Paper No. 3
Presentation Time: 1:30 PM-5:30 PM
STRUCTURE AND STRATIGRAPHY OF THE NORTHERN LHASA TERRANE, TIBET
The northern Lhasa terrane of Tibet exposes primarily upper Paleozoic and Cretaceous sedimentary rock units. The upper Paleozoic strata consist of Carboniferous diamictite, quartzite, mudstone and shale, and Permian shale, mudstone and recrystallized limestone. The Cretaceous strata unconformably overlie the Paleozoic units and are ~4-km-thick. The lowest Cretaceous unit consists of volcanic rocks, which yielded U-Pb zircon ages of 131 ± 8 Ma, and overlying quartz- and volcaniclastic- rich sandstone and conglomerate of ~2 km thickness. Above this is a ~1-km-thick Aptian-Albian shallow marine limestone which shoals upward into primarily lacustrine marls and mudstone. E-W striking thrust relationships between these rock units are well exposed in cross sectional view along a N-S trending horst block, the result of late Cenozoic E-W extension in Tibet. The footwall of this horst consists of mostly Paleozoic strata repeated by north-directed thrust faults whereas the hanging wall of the horst consists of Cretaceous strata involved in mainly south-directed thrusting. A low-angle fault contact is locally exposed, placing younger Cretaceous strata over older Paleozoic strata.

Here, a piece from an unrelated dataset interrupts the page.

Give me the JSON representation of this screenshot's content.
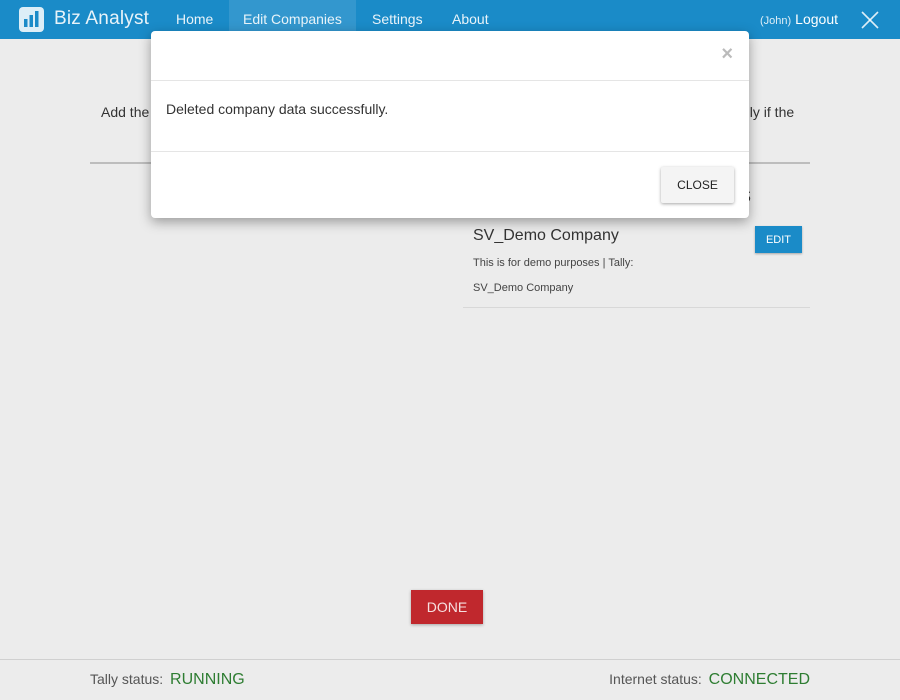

These relationships and the observation that the thrust faults disrupting the Cretaceous strata appear to merge into the low-angle fault suggest that the low-angle fault is a passive roof thrust separating two distinct structural levels of the thrust belt. The significance of these early findings are: (1) in contrast to previous suggestions, the northern Lhasa terrane was above sea level during much of Cretaceous time, and (2) interpretation of the dominant vergence and degree of lower crustal involvement in the thrust system is complicated by a zone of decoupling that exists between the uppermost and lower levels of the thrust system.